Mohammed kept pointing towards the end of the valley to one of the villages that looked as if it could be a part of another mountain range. We passed a man dressed in a jellaba and worn shoes walking a small herd of goats among the pastures...over small streams past a couple of men waiting with another herd of sheep, sipping their mint tea to ward off the cold. Now over five hours into Mohammed's "easy three hour hike," and with our village still across the immense valley, we begged Mohammed to take a short cut so we could arrive before we either passed out or got caught in the chill of darkness. We took a short cut and slid down icy slopes of hardened, refrozen snow, across a low river where rugs were hung to dry and back up into a village. Groups of kids ran in front of us eager to tell the family whose "gite" we were staying in that we were on our way.
We had the best couscous of our trip that night. One of the men who also guides out of this village, presented us with a plate of couscous big enough to feed eight to ten people. The couscous was moist and fluffy, the carrots, potatoes, and parsnips were all infused with the juices from the beef brochettes and various Moroccan spices like cumin, turmeric, salt, and fresh black pepper. After dinner, we drank freshly brewed chamomile tea, fragrant like a light perfume and utterly superior to any other chamomile tea I've ever tasted. Mom and I passed out under a pile of blankets wearing most of our clothes, fleece hats, and socks. I had completely forgotten how tiring hiking is in the mountains and knew I'd be in pain when at the end of the trek.
I was so tired and cold that night, I could easily have passed out with a cup of tea in my hands, perched against the wall wearing all of my long underwear, fleece, hat, and gloves. We ate by candlelight (literally one taper candle stuck in a used Fanta bottle) as the town doesn't have electricity and the generator was out.

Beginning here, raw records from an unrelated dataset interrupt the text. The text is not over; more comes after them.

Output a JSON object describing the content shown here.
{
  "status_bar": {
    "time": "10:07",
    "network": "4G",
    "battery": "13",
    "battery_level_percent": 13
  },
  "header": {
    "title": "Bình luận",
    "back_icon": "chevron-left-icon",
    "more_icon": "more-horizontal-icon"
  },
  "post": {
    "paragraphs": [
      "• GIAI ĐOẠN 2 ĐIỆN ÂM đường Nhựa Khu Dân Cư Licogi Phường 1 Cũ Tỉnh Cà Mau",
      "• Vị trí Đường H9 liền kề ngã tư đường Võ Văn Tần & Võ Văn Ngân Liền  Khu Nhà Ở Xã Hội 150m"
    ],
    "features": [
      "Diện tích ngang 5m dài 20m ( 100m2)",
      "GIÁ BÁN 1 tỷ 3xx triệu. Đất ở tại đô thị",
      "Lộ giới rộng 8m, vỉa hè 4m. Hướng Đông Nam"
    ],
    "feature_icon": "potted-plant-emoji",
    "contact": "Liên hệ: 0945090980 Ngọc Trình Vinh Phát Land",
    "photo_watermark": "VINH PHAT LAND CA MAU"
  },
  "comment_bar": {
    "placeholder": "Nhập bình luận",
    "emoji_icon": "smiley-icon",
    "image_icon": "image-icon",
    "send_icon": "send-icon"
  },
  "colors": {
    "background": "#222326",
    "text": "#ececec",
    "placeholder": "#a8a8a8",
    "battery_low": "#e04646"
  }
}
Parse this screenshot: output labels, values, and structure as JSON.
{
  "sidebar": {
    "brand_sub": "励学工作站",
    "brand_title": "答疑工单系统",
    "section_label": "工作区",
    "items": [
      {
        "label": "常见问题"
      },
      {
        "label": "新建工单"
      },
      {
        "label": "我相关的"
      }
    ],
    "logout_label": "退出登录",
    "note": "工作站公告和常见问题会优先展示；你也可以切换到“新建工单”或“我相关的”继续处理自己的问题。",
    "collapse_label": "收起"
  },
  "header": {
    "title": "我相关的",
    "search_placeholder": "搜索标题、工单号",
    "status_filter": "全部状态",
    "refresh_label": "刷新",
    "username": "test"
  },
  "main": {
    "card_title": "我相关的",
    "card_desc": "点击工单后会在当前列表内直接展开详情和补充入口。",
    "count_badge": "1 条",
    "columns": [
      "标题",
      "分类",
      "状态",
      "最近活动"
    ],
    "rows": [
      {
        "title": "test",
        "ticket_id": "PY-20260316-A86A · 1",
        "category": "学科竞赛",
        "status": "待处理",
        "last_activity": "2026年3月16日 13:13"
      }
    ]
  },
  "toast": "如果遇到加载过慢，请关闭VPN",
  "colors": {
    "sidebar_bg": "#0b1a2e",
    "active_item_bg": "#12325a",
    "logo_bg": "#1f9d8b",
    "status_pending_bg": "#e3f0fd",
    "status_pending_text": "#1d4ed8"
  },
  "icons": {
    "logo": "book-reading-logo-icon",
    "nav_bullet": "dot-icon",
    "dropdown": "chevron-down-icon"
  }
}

The next day, we hiked again for nearly six hours and limped into town (I stubbornly refused to let Mohammed carry anything from our backpacks, including my camera gear). Mohammed had wanted to take us over another pass for our return trip the next day but he discovered that a local couple had recently attempted crossing it as well. Sadly, the man had fallen to his death along the icy slopes and his wife was in the hospital with a broken leg.
Just for masochistic kicks, we looked at our Lonely Planet guide to check out the miles we had hiked and if we had done at least three days' worth of hiking in two. I stopped reading when it said, "The hike from Imlil to Ouneskra is a gentle first day of hiking..." and slammed the book shut. The damn sandbaggers! I could just kill those sadist rats! (They must be the same writers who wrote all the guidebooks on trekking in China, Tibet, and Nepal.)
So why do we keep doing it? Amnesia, I suppose. That and the fact that it is always these "treks" (in every sense of the word) which yield the most vivid memories...Every view and experience is earned and every footstep magically rewarded with breathtaking views, sweet air, and blissful moments which catch us at unexpected moments (peeling oranges and sharing them with children, trying to catch baby goats, sipping spring water from tin cups). Every taste of tea and bite of bread is ten times more flavorful than any feast bought with money and cars in the city.
But I still would like to have a word or two with those trekking writers... :-)
Namaste and much love,
Rach and Karen